Problem statement:
Give the listing below again exactly, but without any of its pictures.

Materials provided:
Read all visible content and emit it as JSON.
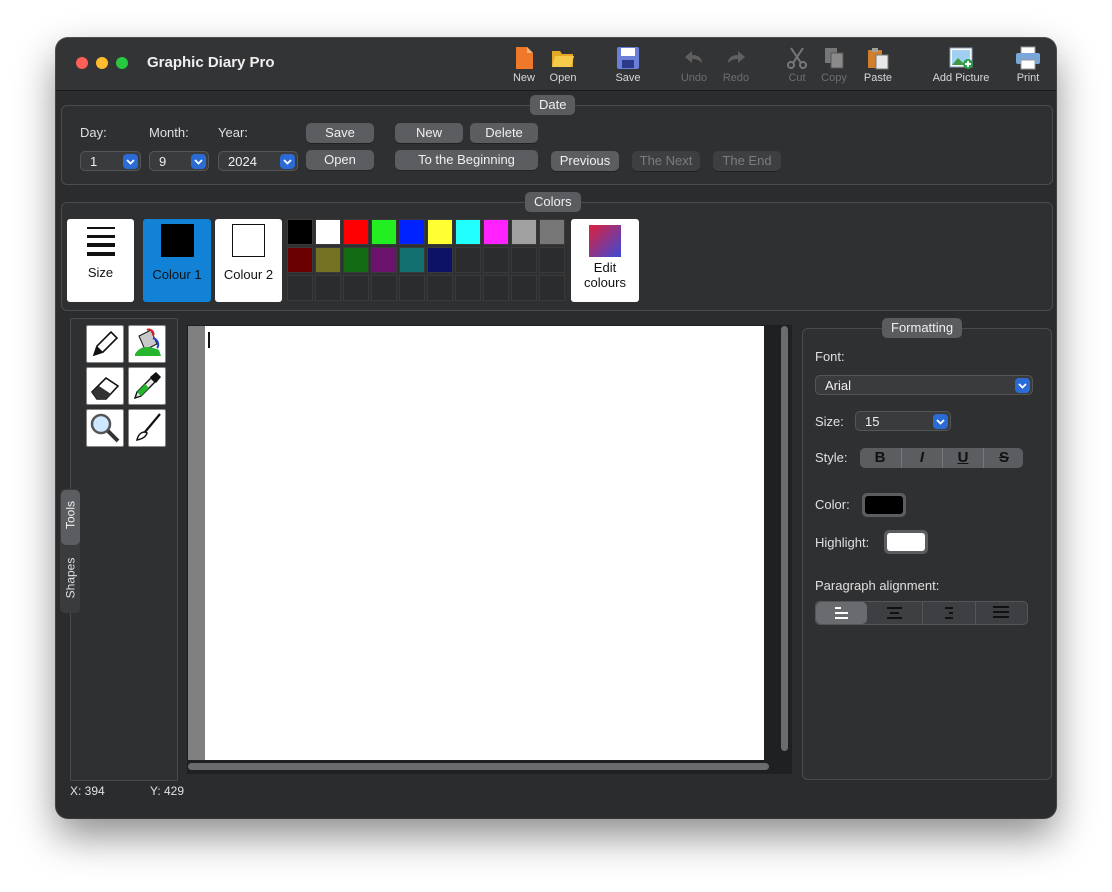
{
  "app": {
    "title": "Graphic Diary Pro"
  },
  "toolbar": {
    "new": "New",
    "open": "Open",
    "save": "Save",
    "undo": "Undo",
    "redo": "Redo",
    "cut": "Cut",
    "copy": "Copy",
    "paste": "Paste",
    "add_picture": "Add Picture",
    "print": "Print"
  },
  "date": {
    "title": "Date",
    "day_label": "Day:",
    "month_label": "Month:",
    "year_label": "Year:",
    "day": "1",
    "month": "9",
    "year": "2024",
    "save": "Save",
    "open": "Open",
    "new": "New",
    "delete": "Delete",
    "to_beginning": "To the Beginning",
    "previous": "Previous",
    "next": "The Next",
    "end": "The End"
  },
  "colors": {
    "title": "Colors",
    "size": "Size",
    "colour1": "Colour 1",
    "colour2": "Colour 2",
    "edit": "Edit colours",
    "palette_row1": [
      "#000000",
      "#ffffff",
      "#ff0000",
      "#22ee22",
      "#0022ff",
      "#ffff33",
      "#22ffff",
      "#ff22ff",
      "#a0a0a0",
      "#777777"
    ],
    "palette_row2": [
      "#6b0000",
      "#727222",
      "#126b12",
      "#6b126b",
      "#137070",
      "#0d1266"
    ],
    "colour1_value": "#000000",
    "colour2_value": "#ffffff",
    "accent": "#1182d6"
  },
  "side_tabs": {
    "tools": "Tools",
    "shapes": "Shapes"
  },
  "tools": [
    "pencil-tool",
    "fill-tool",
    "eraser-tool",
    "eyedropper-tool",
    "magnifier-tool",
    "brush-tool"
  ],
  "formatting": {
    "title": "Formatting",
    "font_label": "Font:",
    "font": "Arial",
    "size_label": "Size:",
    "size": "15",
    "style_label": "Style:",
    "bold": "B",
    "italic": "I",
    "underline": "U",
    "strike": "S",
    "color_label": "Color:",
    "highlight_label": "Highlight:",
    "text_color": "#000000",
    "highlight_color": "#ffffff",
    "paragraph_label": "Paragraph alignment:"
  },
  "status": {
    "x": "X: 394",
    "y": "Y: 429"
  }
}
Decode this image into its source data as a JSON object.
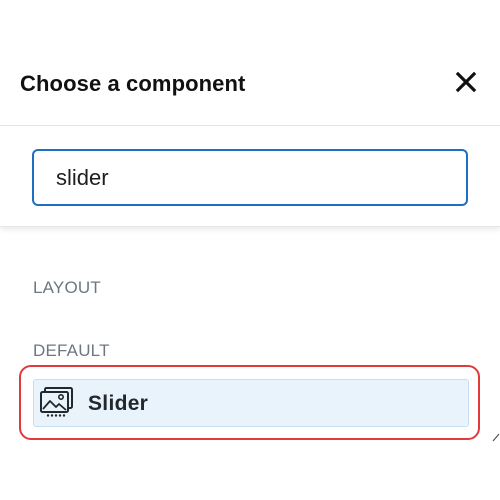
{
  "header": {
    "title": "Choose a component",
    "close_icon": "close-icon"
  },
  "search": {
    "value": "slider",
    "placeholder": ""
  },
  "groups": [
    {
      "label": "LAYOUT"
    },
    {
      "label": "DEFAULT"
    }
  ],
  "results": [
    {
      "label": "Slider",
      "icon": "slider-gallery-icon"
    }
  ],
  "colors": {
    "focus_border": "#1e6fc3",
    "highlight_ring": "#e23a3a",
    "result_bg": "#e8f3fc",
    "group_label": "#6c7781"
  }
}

Result:
Read all visible content and emit it as JSON.
{
  "app": {
    "title": "Graphic Diary Pro"
  },
  "toolbar": {
    "new": "New",
    "open": "Open",
    "save": "Save",
    "undo": "Undo",
    "redo": "Redo",
    "cut": "Cut",
    "copy": "Copy",
    "paste": "Paste",
    "add_picture": "Add Picture",
    "print": "Print"
  },
  "date": {
    "title": "Date",
    "day_label": "Day:",
    "month_label": "Month:",
    "year_label": "Year:",
    "day": "1",
    "month": "9",
    "year": "2024",
    "save": "Save",
    "open": "Open",
    "new": "New",
    "delete": "Delete",
    "to_beginning": "To the Beginning",
    "previous": "Previous",
    "next": "The Next",
    "end": "The End"
  },
  "colors": {
    "title": "Colors",
    "size": "Size",
    "colour1": "Colour 1",
    "colour2": "Colour 2",
    "edit": "Edit colours",
    "palette_row1": [
      "#000000",
      "#ffffff",
      "#ff0000",
      "#22ee22",
      "#0022ff",
      "#ffff33",
      "#22ffff",
      "#ff22ff",
      "#a0a0a0",
      "#777777"
    ],
    "palette_row2": [
      "#6b0000",
      "#727222",
      "#126b12",
      "#6b126b",
      "#137070",
      "#0d1266"
    ],
    "colour1_value": "#000000",
    "colour2_value": "#ffffff",
    "accent": "#1182d6"
  },
  "side_tabs": {
    "tools": "Tools",
    "shapes": "Shapes"
  },
  "tools": [
    "pencil-tool",
    "fill-tool",
    "eraser-tool",
    "eyedropper-tool",
    "magnifier-tool",
    "brush-tool"
  ],
  "formatting": {
    "title": "Formatting",
    "font_label": "Font:",
    "font": "Arial",
    "size_label": "Size:",
    "size": "15",
    "style_label": "Style:",
    "bold": "B",
    "italic": "I",
    "underline": "U",
    "strike": "S",
    "color_label": "Color:",
    "highlight_label": "Highlight:",
    "text_color": "#000000",
    "highlight_color": "#ffffff",
    "paragraph_label": "Paragraph alignment:"
  },
  "status": {
    "x": "X: 394",
    "y": "Y: 429"
  }
}
Decode this image into its source data as a JSON object.
{
  "header": {
    "title": "Choose a component",
    "close_icon": "close-icon"
  },
  "search": {
    "value": "slider",
    "placeholder": ""
  },
  "groups": [
    {
      "label": "LAYOUT"
    },
    {
      "label": "DEFAULT"
    }
  ],
  "results": [
    {
      "label": "Slider",
      "icon": "slider-gallery-icon"
    }
  ],
  "colors": {
    "focus_border": "#1e6fc3",
    "highlight_ring": "#e23a3a",
    "result_bg": "#e8f3fc",
    "group_label": "#6c7781"
  }
}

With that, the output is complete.